A few years ago, when I saw advertisements for toilet paper rolls that did not have cardboard tubes in the middle, I thought the next new wave of efficiency and waste reduction had truly arrived. Without the cardboard tubes, consumers would no longer have to figure out how to recycle them if they wanted to be environmentally friendly. Entire Pinterest boards dedicated to cardboard tube crafts would be rendered obsolete. When a roll was used up, only air would take up the space previously occupied by a cardboard roll.
It seemed to take a while for the tubeless rolls to make it to Tallahassee, but I was elated when I found them. No more tubes to keep up with! A win-win for the environment and one less thing to manage in our weekly trash process.

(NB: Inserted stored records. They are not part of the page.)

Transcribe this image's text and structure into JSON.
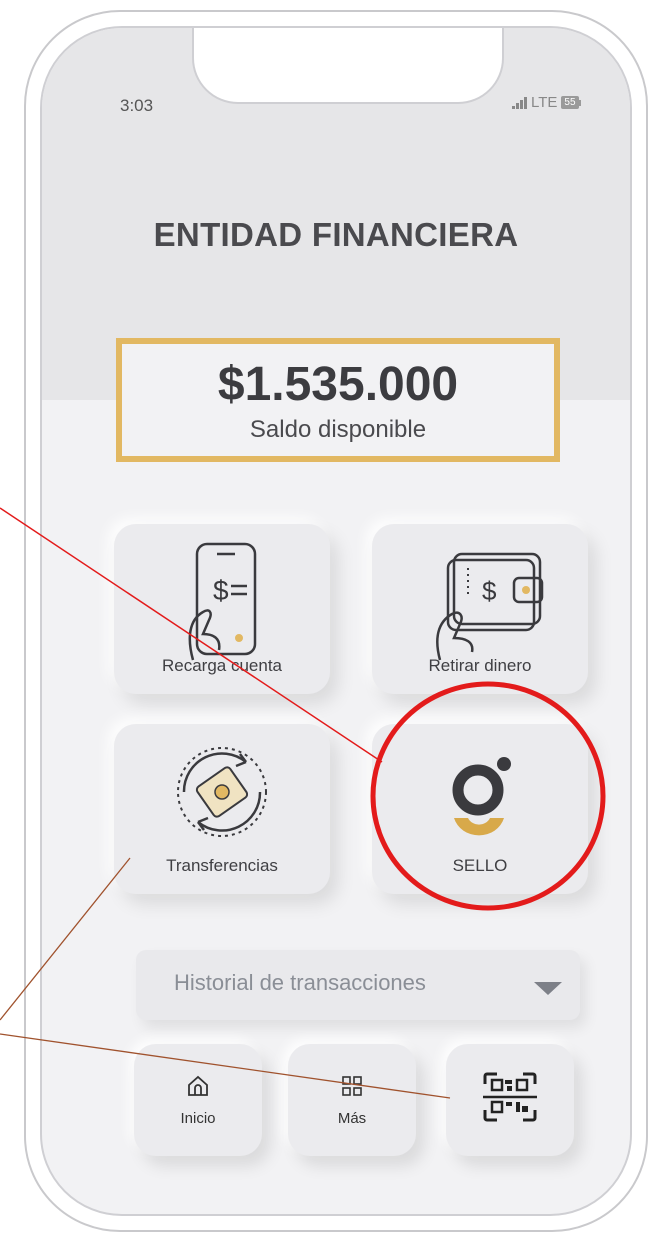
{
  "status_bar": {
    "time": "3:03",
    "network": "LTE",
    "battery": "55"
  },
  "app": {
    "title": "ENTIDAD FINANCIERA"
  },
  "balance": {
    "amount": "$1.535.000",
    "label": "Saldo disponible"
  },
  "actions": [
    {
      "label": "Recarga cuenta",
      "icon": "phone-payment-icon"
    },
    {
      "label": "Retirar dinero",
      "icon": "wallet-withdraw-icon"
    },
    {
      "label": "Transferencias",
      "icon": "transfer-cycle-icon"
    },
    {
      "label": "SELLO",
      "icon": "sello-logo-icon"
    }
  ],
  "history": {
    "label": "Historial de transacciones"
  },
  "bottom_nav": [
    {
      "label": "Inicio",
      "icon": "home-icon"
    },
    {
      "label": "Más",
      "icon": "grid-icon"
    },
    {
      "label": "",
      "icon": "qr-code-icon"
    }
  ],
  "colors": {
    "accent_gold": "#e2b862",
    "highlight_red": "#e31b1b",
    "annotation_line": "#a0522d"
  }
}
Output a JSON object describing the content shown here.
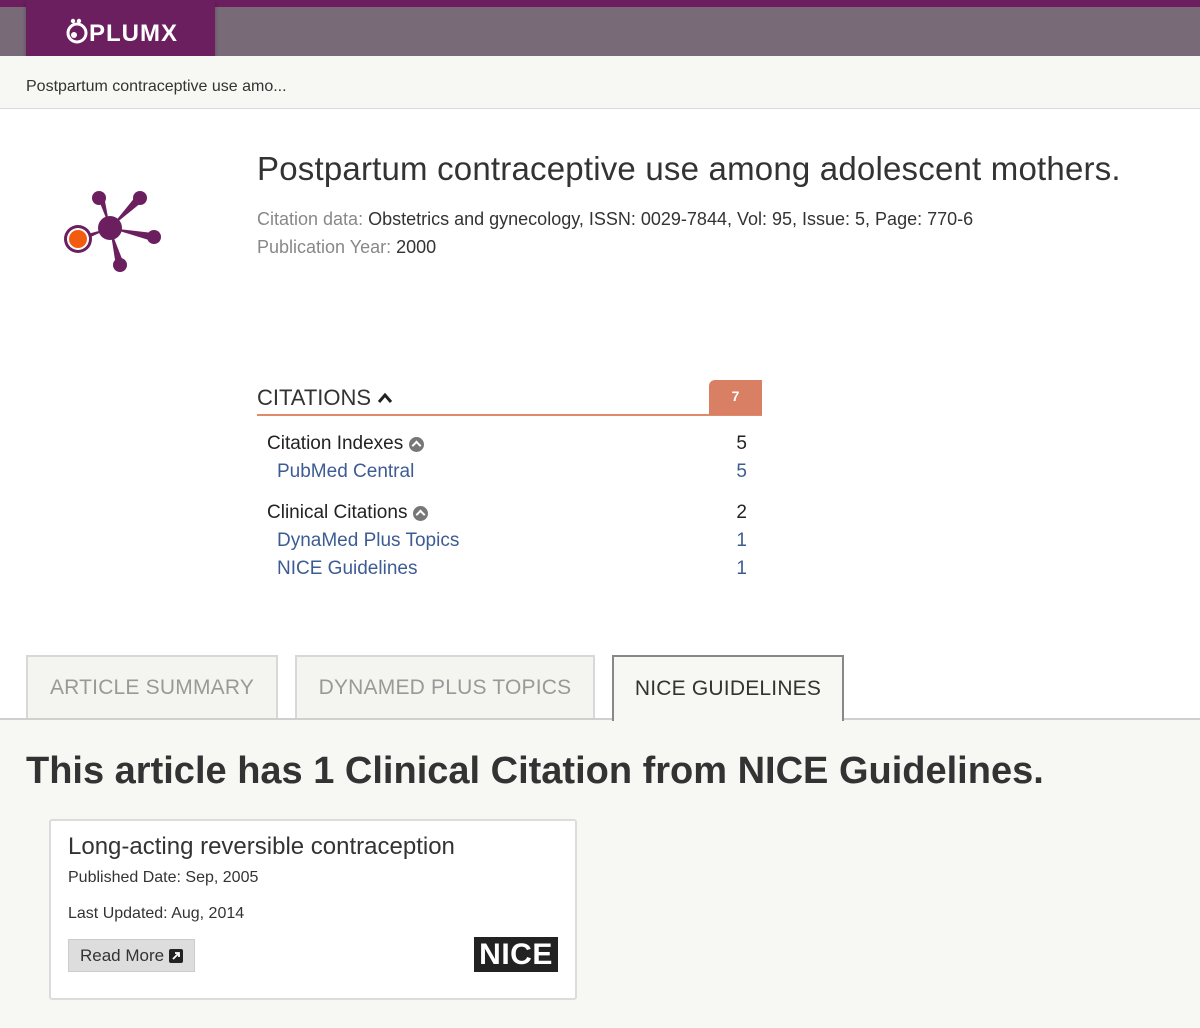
{
  "brand": {
    "name": "PLUMX",
    "color": "#6b1f5e"
  },
  "breadcrumb": "Postpartum contraceptive use amo...",
  "article": {
    "title": "Postpartum contraceptive use among adolescent mothers.",
    "citation_label": "Citation data:",
    "citation_value": "Obstetrics and gynecology, ISSN: 0029-7844, Vol: 95, Issue: 5, Page: 770-6",
    "year_label": "Publication Year:",
    "year_value": "2000"
  },
  "citations": {
    "label": "CITATIONS",
    "total": "7",
    "groups": [
      {
        "name": "Citation Indexes",
        "count": "5",
        "sources": [
          {
            "name": "PubMed Central",
            "count": "5"
          }
        ]
      },
      {
        "name": "Clinical Citations",
        "count": "2",
        "sources": [
          {
            "name": "DynaMed Plus Topics",
            "count": "1"
          },
          {
            "name": "NICE Guidelines",
            "count": "1"
          }
        ]
      }
    ]
  },
  "tabs": [
    {
      "label": "ARTICLE SUMMARY",
      "active": false
    },
    {
      "label": "DYNAMED PLUS TOPICS",
      "active": false
    },
    {
      "label": "NICE GUIDELINES",
      "active": true
    }
  ],
  "panel": {
    "heading": "This article has 1 Clinical Citation from NICE Guidelines.",
    "card": {
      "title": "Long-acting reversible contraception",
      "published": "Published Date: Sep, 2005",
      "updated": "Last Updated: Aug, 2014",
      "button": "Read More",
      "logo": "NICE"
    }
  },
  "icons": {
    "artifact": "plumx-artifact-icon",
    "collapse": "chevron-up-icon",
    "group_toggle": "circle-chevron-up-icon",
    "external": "external-link-icon"
  }
}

As it turns out, tubeless toilet paper rolls are a lot like our inner lives — we may think we are being more efficient by getting rid of something that appears to just be taking up room — but consistent, firm, centering structure serves more of a purpose than we realize.
The cardboard tube keeps the roll spinning smoothly. Without a core, the roll bumps and hesitates as its circles the spindle. Without a solid structure, everything slows down and gets confusing.
Silence distances us from keeping in touch with progress. At the risk of delving into everyone’s private constitutional habits here on the Weaving Influence blog, let’s put it this way: with a tube in place, you can hear that the tube is turning. Its reassuring background audio that confirms the roll is spinning as planned.
The center can easily collapse. If you have ever grabbed a roll of toilet paper for whatever reason (any parent can tell you that it’s sometimes necessary to physically grab the roll to keep an over-enthusiastic toddler from using ten times the necessary amount of toilet paper), you know the tube stays rigid and helps you stabilize the roll-in-motion. Without the tube, you grab the roll and everything collapses. Starting over becomes more of an effort than it needs to be.
You don’t know when you’ve come to the end of the process. With toilet paper on a traditional roll, at the point where you reach the last square or two, you have to give a little tug to separate the last square from the roll because it is attached by a dab of glue. Not so with tubeless. You just find yourself, mid-constitutional, forlornly holding that last square, staring at the spindle, wondering why you are surprised that it is over.
It is trendy right now to talk about mindfulness and being “centered.” I would be a hypocrite to come to this space and try to tell you how to do either one of those things. Although I may be struggling to be any kind of role model or raise up my life as an example of centeredness, as a parent, professional, spouse, friend, and advocate, I know that it is all too easy to strip away what seems like an intrusive “extra piece” in order to try to refine and minimize, when in reality the best investment we can make is putting in place a mindset and choices that remind us what we stand for and how we got here.
One key tenet of mindfulness is learning to stay present amidst of a world throwing distractions at us at an ever-accelerating rate. Sarah Rudell Beach, creator of Left Brain Buddha, writes, “The essence of mindfulness is present-moment awareness.”
Deepak Chopra writes:
“. . . in reality, most people have spent a lifetime learning how to manage and organize their outer life, paying scant attention to what goes on inside. Yet what goes on inside precedes everything external, shapes it, and allows you to understand and respond. Until you develop skills in awareness, you haven’t fully embraced a conscious lifestyle.”
I see the cardboard tube, which I thought I would be so happy to be rid of, as a metaphor for the present-moment awareness we all so desperately need.
Without a firm central core, I’m left aimlessly grasping for air.